"Oh, okay," Wesley said, kicking off his shoes in the foyer, and the way he brushed me off made that unsettling feeling burrow deeper. I clung to my elbows, and ducked my head a little. I barely noticed how Kurt moved past me, leaning over to address Wesley.
"Hey... Asher needs to talk to you," he said, dropping his tone a little. Wesley frowned.
"...Why?" he asked slowly.
"Just... go," Kurt said, indicating with his head to the stairs. Wesley threw him a confused glance before heading for the stairs. I released a breath I hadn't known I'd been holding and turned to the two boys.
"Well... thanks for everything," I said, sincerity in my voice. They beamed back, looking pleased with themselves.
"Hey no, that's okay! We're sorry it happened in the first place!" Kurt said.
"Let us know how it goes, okay?" Connor added, and I told them I would. We said goodbye and I headed down the front steps towards the gate. Kurt had called another Uber, which would be arriving shortly, and the cool air caressed my exposed shoulders as I slipped through the gate and onto the street to wait. I checked my phone, and found multiple texts and missed calls from various people.
Daniel had been texting me about the Starbucks Scandal and insisting I reconsider his words from last night, as well as asking if I was okay. He'd been around again, but of course, I hadn't been home. I told him I was handling it— not because I wanted to check in with him, but because I knew he'd keep pestering me if I didn't.
I hadn't had this problem with my other ex's. They'd all left me alone once they'd kicked me to the curb. It felt strange to have someone still care, and still try to hold onto me.
Then there were the missed calls, from my mom. This was going to be interesting.
I rang her back. She answered almost immediately.
"Oh, honey!" she breathed, her voice full of relief. "I've been trying to reach you all day!"
"I know, I'm sorry—"
"—What on Earth is going on over there!" she continued, blabbering right over me. "There were all these articles online, and Daniel said he tried to talk to you— what's this about you losing your job?"
I inhaled slowly.
"Mom, it's fine," I said more firmly. "I'm dealing with it. I met up with the two boys behind the video today, and they're helping me find a new job."
"So now you're talking to these culprits?" she added, sounding a little lost.
"Well, yeah. They're helping me—"
But mom was off again, letting out a noise of disapproval.
"Oh, I don't understand all this social media nonsense," she scoffed. "It's clear to me that it's doing more harm than good— though I always said that, right from the very start.
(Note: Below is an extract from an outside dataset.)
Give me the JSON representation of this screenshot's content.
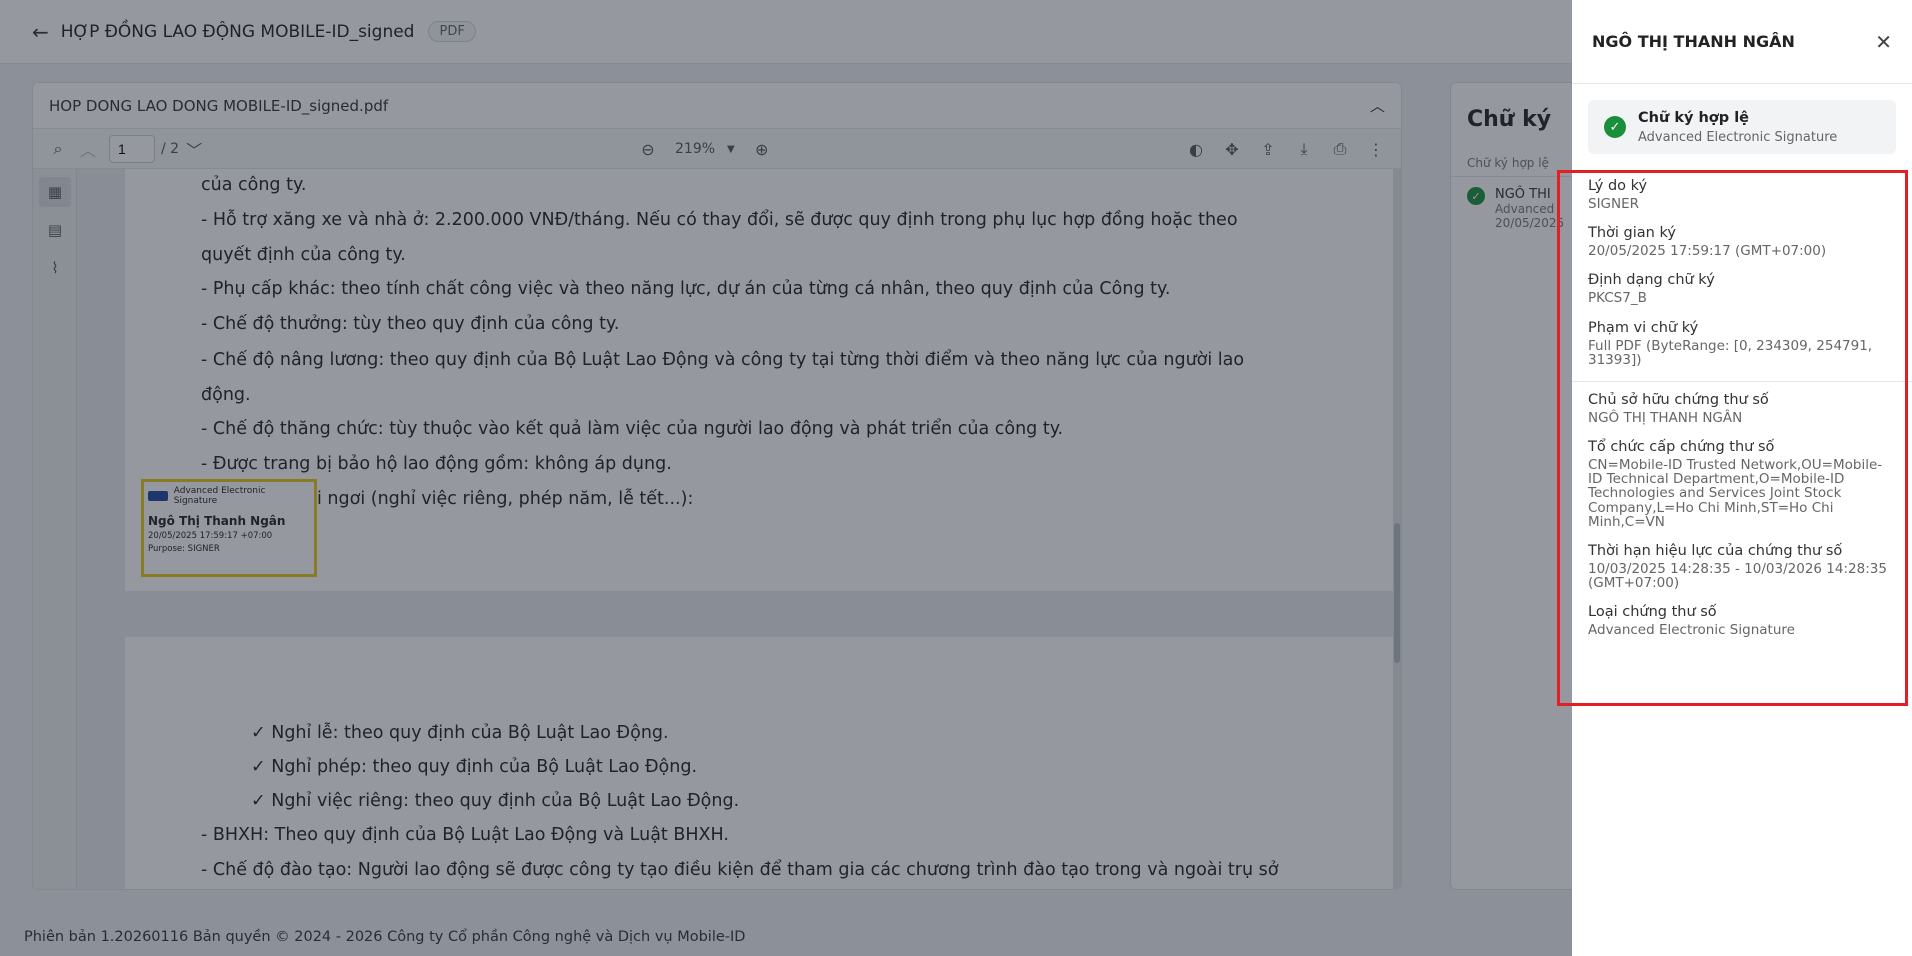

Louise and I were discussing it today at the saloon."
Louise was mom's 'gal pal', as she liked to put it.
"Honey, won't you come back? It's been a good month now— surely you've seen everything you wanted. Aren't you sick of it?"
"No, mom, I like it here," I said firmly. "Just because I had a little mishap doesn't mean I'm going to give up and come back. I'll find another way to make it work."
YOU ARE READING
Life of WrenTeen Fiction
It started with a Starbucks drink, and it ended in a viral meme. Nineteen-year-old Wren Robinson had it all- the perfect boyfriend, an architecture degree, and a life of comfort and luxury- until she threw it all away to chase a dream of living in L...